My latest completed novel (read, not written) is Richard D. Blackmore's Lorna Doone, a romance set in Exmoor, England, during the late 1600's. I have long been aware of the variety of accents contained in Britain - think Henry Higgins - but I don't believe I have ever read a novel with such untranslatable written accents as Lorna Doone. Fortunately the main characters are not given accents, but for the lesser characters, Blackmore renders their ways of speaking phonetically; and when one of the good men of Exmoor relates a fairly important (and fairly lengthy) story about highwayman Tom Faggus, I could not understand one fourth of what he was saying.
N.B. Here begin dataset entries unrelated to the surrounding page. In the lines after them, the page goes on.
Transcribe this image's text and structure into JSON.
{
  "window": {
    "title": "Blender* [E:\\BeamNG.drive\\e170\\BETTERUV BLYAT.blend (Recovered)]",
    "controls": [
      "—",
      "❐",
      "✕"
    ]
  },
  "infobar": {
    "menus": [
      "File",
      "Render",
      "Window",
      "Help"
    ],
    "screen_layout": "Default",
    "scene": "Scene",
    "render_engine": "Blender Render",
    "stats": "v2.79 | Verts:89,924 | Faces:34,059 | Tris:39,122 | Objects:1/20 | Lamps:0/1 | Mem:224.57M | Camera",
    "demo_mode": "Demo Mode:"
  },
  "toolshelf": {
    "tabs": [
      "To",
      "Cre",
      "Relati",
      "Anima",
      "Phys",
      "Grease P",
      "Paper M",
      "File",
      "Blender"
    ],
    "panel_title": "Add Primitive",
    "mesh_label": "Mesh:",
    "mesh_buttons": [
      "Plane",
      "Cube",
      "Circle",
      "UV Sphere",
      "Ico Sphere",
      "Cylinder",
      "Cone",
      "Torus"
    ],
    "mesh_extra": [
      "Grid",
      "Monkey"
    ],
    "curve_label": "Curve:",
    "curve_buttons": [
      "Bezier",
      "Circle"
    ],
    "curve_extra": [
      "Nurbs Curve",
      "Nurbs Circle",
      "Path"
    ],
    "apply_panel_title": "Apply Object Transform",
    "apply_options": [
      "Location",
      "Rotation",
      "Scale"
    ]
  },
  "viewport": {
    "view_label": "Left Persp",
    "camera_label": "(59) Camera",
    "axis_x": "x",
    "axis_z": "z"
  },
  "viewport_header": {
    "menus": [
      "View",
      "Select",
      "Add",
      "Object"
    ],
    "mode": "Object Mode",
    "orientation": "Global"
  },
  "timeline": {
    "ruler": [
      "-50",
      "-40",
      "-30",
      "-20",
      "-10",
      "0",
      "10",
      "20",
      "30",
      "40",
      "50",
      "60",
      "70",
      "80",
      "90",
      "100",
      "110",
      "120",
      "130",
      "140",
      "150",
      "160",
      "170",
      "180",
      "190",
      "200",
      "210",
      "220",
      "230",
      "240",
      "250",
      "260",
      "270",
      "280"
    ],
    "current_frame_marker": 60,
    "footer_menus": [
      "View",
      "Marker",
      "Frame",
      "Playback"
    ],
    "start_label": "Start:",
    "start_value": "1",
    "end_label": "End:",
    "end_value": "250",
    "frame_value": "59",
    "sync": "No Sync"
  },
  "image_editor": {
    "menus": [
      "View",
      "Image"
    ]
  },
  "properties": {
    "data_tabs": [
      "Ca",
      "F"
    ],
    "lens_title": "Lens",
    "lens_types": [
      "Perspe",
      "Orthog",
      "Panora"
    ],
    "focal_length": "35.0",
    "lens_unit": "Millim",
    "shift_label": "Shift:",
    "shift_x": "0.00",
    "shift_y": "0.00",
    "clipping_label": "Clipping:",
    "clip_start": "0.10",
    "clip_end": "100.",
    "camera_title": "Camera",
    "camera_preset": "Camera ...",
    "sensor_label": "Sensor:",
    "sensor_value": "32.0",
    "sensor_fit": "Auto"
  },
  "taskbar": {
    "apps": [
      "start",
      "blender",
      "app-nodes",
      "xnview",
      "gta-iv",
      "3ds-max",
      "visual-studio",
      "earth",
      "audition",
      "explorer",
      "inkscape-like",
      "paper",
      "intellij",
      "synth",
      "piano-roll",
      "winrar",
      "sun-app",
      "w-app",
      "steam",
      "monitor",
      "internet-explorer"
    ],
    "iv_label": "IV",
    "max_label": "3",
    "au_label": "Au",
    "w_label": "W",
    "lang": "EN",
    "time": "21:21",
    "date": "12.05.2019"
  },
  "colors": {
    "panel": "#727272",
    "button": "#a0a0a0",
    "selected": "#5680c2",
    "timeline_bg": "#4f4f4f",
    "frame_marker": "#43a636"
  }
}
But for all that, I found it to Blackmore's credit that he went to all that trouble to accurately portray the speech of country folk in the regions covered in Lorna Doone. While many people think that a British accent means dropping one's h's in Cockney style, in reality the whole of Britain is covered by different "dialects," which can vary even between two towns in the same county. Some are less noticeable than others, but the interesting thing about watching an excessive amount of British television is that, after awhile, you begin to notice different accents among the actors. These are often masked by voice training; for example, Colin Morgan, who plays Merlin in the BBC series 'Merlin', is Irish, but hides his accent in the series so that it only slips out on rare occasions.
Another book that uses British dialects, but less overwhelmingly, is Burnett's The Secret Garden. Taking place in Yorkshire, Burnett brings in the Broad Yorkshire speech of the working class, which has the two-pronged effect of grounding the reader in the location and portraying the different levels of society. These are even more clearly shown in the 2004 British TV serial "North & South," based on Elizabeth Gaskell's novel North and South. Whether it was intentional or not, I found it interesting that the change from the rural, slow-moving, peaceful South to the fast and industrial North is reflected in the different ways of speaking between the Hales (who have moved up from the South) and the Thorntons (a very Northern family). Daniela Denby-Ashe, who plays main character Margaret Hale, has a very soft and "round" voice, whereas Richard Armitage, who plays Mr. Thornton, speaks through his nose and with his jaw set, giving him a harsh tone. The series also differentiates between the workers and the masters of the cotton mills, for among the workers, the dialect of the region is much more pronounced than among the higher-class "masters."
Accents must be used with more caution in writing than in film, since phonetically-rendered speech can be cluttered and confusing, rendering the dialogue unintelligible. However, they are exceedingly useful and interesting when done well and deserve at least a passing acquaintance, as some knowledge of the dialects of different regions, whether British or not, bring depth and accuracy to writing.